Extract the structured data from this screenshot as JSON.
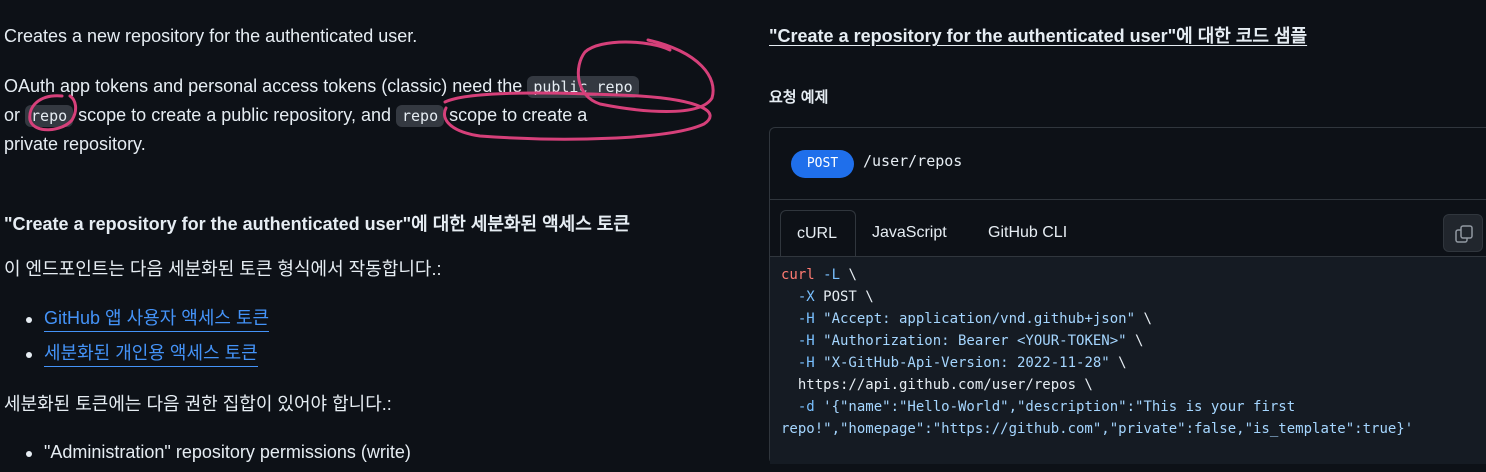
{
  "intro": {
    "line1": "Creates a new repository for the authenticated user.",
    "p2_a": "OAuth app tokens and personal access tokens (classic) need the ",
    "p2_code1": "public_repo",
    "p2_b": "or ",
    "p2_code2": "repo",
    "p2_c": " scope to create a public repository, and ",
    "p2_code3": "repo",
    "p2_d": " scope to create a",
    "p2_e": "private repository."
  },
  "fine_grained": {
    "heading": "\"Create a repository for the authenticated user\"에 대한 세분화된 액세스 토큰",
    "intro": "이 엔드포인트는 다음 세분화된 토큰 형식에서 작동합니다.:",
    "links": [
      "GitHub 앱 사용자 액세스 토큰",
      "세분화된 개인용 액세스 토큰"
    ],
    "perm_intro": "세분화된 토큰에는 다음 권한 집합이 있어야 합니다.:",
    "perms": [
      "\"Administration\" repository permissions (write)"
    ]
  },
  "code_samples": {
    "title": "\"Create a repository for the authenticated user\"에 대한 코드 샘플",
    "request_label": "요청 예제",
    "method": "POST",
    "path": "/user/repos",
    "tabs": [
      "cURL",
      "JavaScript",
      "GitHub CLI"
    ],
    "active_tab": "cURL",
    "copy_icon": "copy-icon",
    "code": {
      "l1_cmd": "curl",
      "l1_flag": " -L",
      "l1_rest": " \\",
      "l2_flag": "  -X",
      "l2_rest": " POST \\",
      "l3_flag": "  -H",
      "l3_str": " \"Accept: application/vnd.github+json\"",
      "l3_rest": " \\",
      "l4_flag": "  -H",
      "l4_str": " \"Authorization: Bearer <YOUR-TOKEN>\"",
      "l4_rest": " \\",
      "l5_flag": "  -H",
      "l5_str": " \"X-GitHub-Api-Version: 2022-11-28\"",
      "l5_rest": " \\",
      "l6": "  https://api.github.com/user/repos \\",
      "l7_flag": "  -d",
      "l7_str": " '{\"name\":\"Hello-World\",\"description\":\"This is your first",
      "l8_str": "repo!\",\"homepage\":\"https://github.com\",\"private\":false,\"is_template\":true}'"
    }
  },
  "colors": {
    "background": "#0d1117",
    "link": "#4493f8",
    "method_badge": "#1f6feb",
    "annotation_ink": "#d6407a"
  }
}
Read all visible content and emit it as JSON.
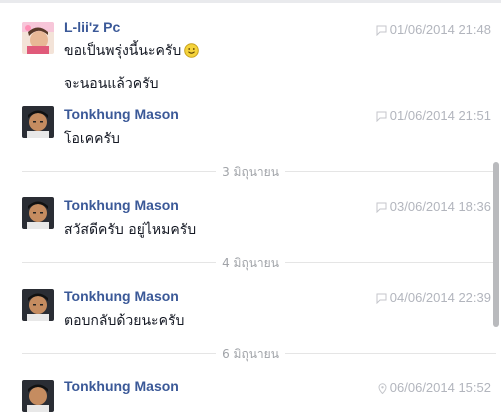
{
  "conversation": {
    "messages": [
      {
        "sender": "L-lii'z Pc",
        "timestamp": "01/06/2014 21:48",
        "lines": [
          "ขอเป็นพรุ่งนี้นะครับ",
          "จะนอนแล้วครับ"
        ],
        "emoji": "smiley"
      },
      {
        "sender": "Tonkhung Mason",
        "timestamp": "01/06/2014 21:51",
        "lines": [
          "โอเคครับ"
        ]
      },
      {
        "sender": "Tonkhung Mason",
        "timestamp": "03/06/2014 18:36",
        "lines": [
          "สวัสดีครับ อยู่ไหมครับ"
        ]
      },
      {
        "sender": "Tonkhung Mason",
        "timestamp": "04/06/2014 22:39",
        "lines": [
          "ตอบกลับด้วยนะครับ"
        ]
      },
      {
        "sender": "Tonkhung Mason",
        "timestamp": "06/06/2014 15:52",
        "lines": []
      }
    ],
    "separators": [
      "3 มิถุนายน",
      "4 มิถุนายน",
      "6 มิถุนายน"
    ]
  },
  "icons": {
    "timestamp_icon": "chat-bubble-icon",
    "location_icon": "location-pin-icon",
    "emoji": "smiley-icon"
  },
  "colors": {
    "sender_name": "#3b5998",
    "timestamp": "#b2b5bd",
    "separator_text": "#a0a3a8"
  }
}
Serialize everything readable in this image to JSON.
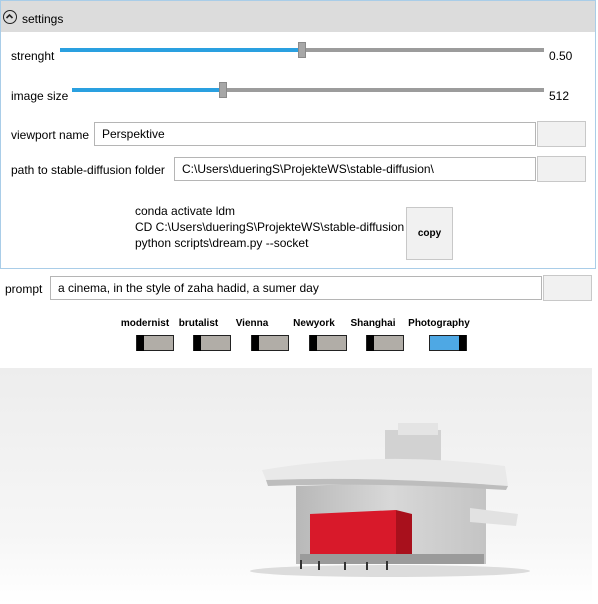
{
  "settings": {
    "header_label": "settings",
    "strength": {
      "label": "strenght",
      "value": 0.5,
      "display": "0.50"
    },
    "image_size": {
      "label": "image size",
      "fraction": 0.32,
      "display": "512"
    },
    "viewport_name": {
      "label": "viewport name",
      "value": "Perspektive"
    },
    "path": {
      "label": "path to stable-diffusion folder",
      "value": "C:\\Users\\dueringS\\ProjekteWS\\stable-diffusion\\"
    },
    "commands": [
      "conda activate ldm",
      "CD C:\\Users\\dueringS\\ProjekteWS\\stable-diffusion",
      "python scripts\\dream.py --socket"
    ],
    "copy_label": "copy"
  },
  "prompt": {
    "label": "prompt",
    "value": "a cinema, in the style of  zaha hadid, a sumer day"
  },
  "styles": [
    {
      "label": "modernist",
      "on": false
    },
    {
      "label": "brutalist",
      "on": false
    },
    {
      "label": "Vienna",
      "on": false
    },
    {
      "label": "Newyork",
      "on": false
    },
    {
      "label": "Shanghai",
      "on": false
    },
    {
      "label": "Photography",
      "on": true
    }
  ],
  "colors": {
    "accent": "#2aa0e0",
    "toggle_on": "#4ea8e4",
    "toggle_off": "#b1ada7",
    "building_red": "#d8192a"
  }
}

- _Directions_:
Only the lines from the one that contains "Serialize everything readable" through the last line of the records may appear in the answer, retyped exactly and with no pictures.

- _Your solution_:
Serialize everything readable in this image to JSON.
{
  "settings": {
    "header_label": "settings",
    "strength": {
      "label": "strenght",
      "value": 0.5,
      "display": "0.50"
    },
    "image_size": {
      "label": "image size",
      "fraction": 0.32,
      "display": "512"
    },
    "viewport_name": {
      "label": "viewport name",
      "value": "Perspektive"
    },
    "path": {
      "label": "path to stable-diffusion folder",
      "value": "C:\\Users\\dueringS\\ProjekteWS\\stable-diffusion\\"
    },
    "commands": [
      "conda activate ldm",
      "CD C:\\Users\\dueringS\\ProjekteWS\\stable-diffusion",
      "python scripts\\dream.py --socket"
    ],
    "copy_label": "copy"
  },
  "prompt": {
    "label": "prompt",
    "value": "a cinema, in the style of  zaha hadid, a sumer day"
  },
  "styles": [
    {
      "label": "modernist",
      "on": false
    },
    {
      "label": "brutalist",
      "on": false
    },
    {
      "label": "Vienna",
      "on": false
    },
    {
      "label": "Newyork",
      "on": false
    },
    {
      "label": "Shanghai",
      "on": false
    },
    {
      "label": "Photography",
      "on": true
    }
  ],
  "colors": {
    "accent": "#2aa0e0",
    "toggle_on": "#4ea8e4",
    "toggle_off": "#b1ada7",
    "building_red": "#d8192a"
  }
}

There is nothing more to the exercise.